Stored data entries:
__________________________________________________
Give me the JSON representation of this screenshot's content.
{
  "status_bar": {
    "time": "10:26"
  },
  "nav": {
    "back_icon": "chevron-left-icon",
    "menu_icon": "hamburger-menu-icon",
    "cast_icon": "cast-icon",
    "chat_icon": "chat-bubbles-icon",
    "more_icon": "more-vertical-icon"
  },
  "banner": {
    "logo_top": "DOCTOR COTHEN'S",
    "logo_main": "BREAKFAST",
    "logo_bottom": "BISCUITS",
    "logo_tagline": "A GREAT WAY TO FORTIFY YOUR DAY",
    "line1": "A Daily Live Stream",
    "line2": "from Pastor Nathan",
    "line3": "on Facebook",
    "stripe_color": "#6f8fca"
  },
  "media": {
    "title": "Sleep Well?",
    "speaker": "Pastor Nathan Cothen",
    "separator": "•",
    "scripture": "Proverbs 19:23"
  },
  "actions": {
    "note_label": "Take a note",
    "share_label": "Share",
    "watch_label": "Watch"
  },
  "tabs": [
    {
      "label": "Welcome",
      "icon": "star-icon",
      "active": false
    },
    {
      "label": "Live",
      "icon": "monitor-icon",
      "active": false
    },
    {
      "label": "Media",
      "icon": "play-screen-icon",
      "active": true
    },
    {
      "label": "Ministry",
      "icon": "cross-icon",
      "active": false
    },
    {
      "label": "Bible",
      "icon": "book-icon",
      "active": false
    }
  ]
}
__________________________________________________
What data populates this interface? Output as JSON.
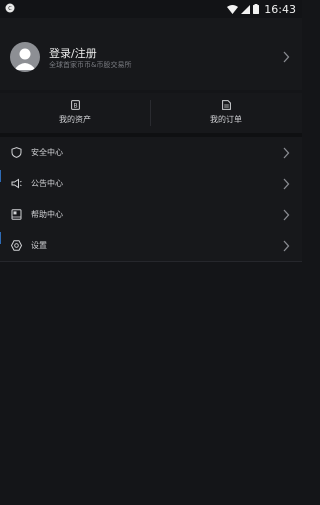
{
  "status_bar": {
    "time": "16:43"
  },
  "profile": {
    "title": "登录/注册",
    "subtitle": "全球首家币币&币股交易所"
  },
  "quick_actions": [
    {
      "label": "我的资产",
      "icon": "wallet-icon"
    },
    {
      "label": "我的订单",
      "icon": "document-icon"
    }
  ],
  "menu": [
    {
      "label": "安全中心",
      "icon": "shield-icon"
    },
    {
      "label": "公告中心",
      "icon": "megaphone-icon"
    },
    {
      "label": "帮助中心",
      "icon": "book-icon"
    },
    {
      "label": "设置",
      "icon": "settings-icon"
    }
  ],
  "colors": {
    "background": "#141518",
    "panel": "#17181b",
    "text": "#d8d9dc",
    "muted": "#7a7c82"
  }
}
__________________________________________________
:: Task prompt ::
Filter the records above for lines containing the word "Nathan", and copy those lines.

:: Exercise response ::
    "line2": "from Pastor Nathan",
    "speaker": "Pastor Nathan Cothen",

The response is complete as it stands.